### PROBLEM STATEMENT
An exact restatement of every record is required.

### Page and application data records

::::::::::

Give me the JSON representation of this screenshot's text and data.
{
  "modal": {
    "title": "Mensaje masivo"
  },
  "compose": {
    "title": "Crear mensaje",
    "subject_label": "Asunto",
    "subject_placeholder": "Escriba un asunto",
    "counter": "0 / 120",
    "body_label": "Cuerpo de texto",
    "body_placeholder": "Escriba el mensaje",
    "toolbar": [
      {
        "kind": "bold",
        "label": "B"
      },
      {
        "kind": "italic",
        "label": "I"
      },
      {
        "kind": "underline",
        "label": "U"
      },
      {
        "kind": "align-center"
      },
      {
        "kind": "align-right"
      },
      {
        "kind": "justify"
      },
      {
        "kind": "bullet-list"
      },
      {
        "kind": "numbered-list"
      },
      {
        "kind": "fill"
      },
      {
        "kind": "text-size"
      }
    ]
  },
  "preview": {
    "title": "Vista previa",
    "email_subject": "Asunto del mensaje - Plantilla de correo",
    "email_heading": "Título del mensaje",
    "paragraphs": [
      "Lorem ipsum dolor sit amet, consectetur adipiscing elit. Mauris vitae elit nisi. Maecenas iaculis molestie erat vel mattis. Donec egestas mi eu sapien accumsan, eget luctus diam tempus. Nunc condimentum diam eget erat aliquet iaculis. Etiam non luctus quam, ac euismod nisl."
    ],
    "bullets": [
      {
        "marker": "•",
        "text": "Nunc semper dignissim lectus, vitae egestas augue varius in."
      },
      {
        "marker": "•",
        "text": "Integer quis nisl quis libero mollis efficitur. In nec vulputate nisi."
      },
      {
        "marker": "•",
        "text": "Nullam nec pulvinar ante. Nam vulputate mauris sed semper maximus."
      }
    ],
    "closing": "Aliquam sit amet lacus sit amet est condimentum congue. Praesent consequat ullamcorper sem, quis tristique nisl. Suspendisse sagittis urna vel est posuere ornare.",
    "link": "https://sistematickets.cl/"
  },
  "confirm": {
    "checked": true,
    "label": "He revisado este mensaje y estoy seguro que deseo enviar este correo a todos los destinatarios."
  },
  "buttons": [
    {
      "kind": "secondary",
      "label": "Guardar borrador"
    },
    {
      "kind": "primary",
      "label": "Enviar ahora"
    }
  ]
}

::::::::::

### SOLUTION TO THIS EXERCISE
Give me the JSON representation of this screenshot's text and data.
{
  "modal": {
    "title": "Mensaje masivo"
  },
  "compose": {
    "title": "Crear mensaje",
    "subject_label": "Asunto",
    "subject_placeholder": "Escriba un asunto",
    "counter": "0 / 120",
    "body_label": "Cuerpo de texto",
    "body_placeholder": "Escriba el mensaje",
    "toolbar": [
      {
        "kind": "bold",
        "label": "B"
      },
      {
        "kind": "italic",
        "label": "I"
      },
      {
        "kind": "underline",
        "label": "U"
      },
      {
        "kind": "align-center"
      },
      {
        "kind": "align-right"
      },
      {
        "kind": "justify"
      },
      {
        "kind": "bullet-list"
      },
      {
        "kind": "numbered-list"
      },
      {
        "kind": "fill"
      },
      {
        "kind": "text-size"
      }
    ]
  },
  "preview": {
    "title": "Vista previa",
    "email_subject": "Asunto del mensaje - Plantilla de correo",
    "email_heading": "Título del mensaje",
    "paragraphs": [
      "Lorem ipsum dolor sit amet, consectetur adipiscing elit. Mauris vitae elit nisi. Maecenas iaculis molestie erat vel mattis. Donec egestas mi eu sapien accumsan, eget luctus diam tempus. Nunc condimentum diam eget erat aliquet iaculis. Etiam non luctus quam, ac euismod nisl."
    ],
    "bullets": [
      {
        "marker": "•",
        "text": "Nunc semper dignissim lectus, vitae egestas augue varius in."
      },
      {
        "marker": "•",
        "text": "Integer quis nisl quis libero mollis efficitur. In nec vulputate nisi."
      },
      {
        "marker": "•",
        "text": "Nullam nec pulvinar ante. Nam vulputate mauris sed semper maximus."
      }
    ],
    "closing": "Aliquam sit amet lacus sit amet est condimentum congue. Praesent consequat ullamcorper sem, quis tristique nisl. Suspendisse sagittis urna vel est posuere ornare.",
    "link": "https://sistematickets.cl/"
  },
  "confirm": {
    "checked": true,
    "label": "He revisado este mensaje y estoy seguro que deseo enviar este correo a todos los destinatarios."
  },
  "buttons": [
    {
      "kind": "secondary",
      "label": "Guardar borrador"
    },
    {
      "kind": "primary",
      "label": "Enviar ahora"
    }
  ]
}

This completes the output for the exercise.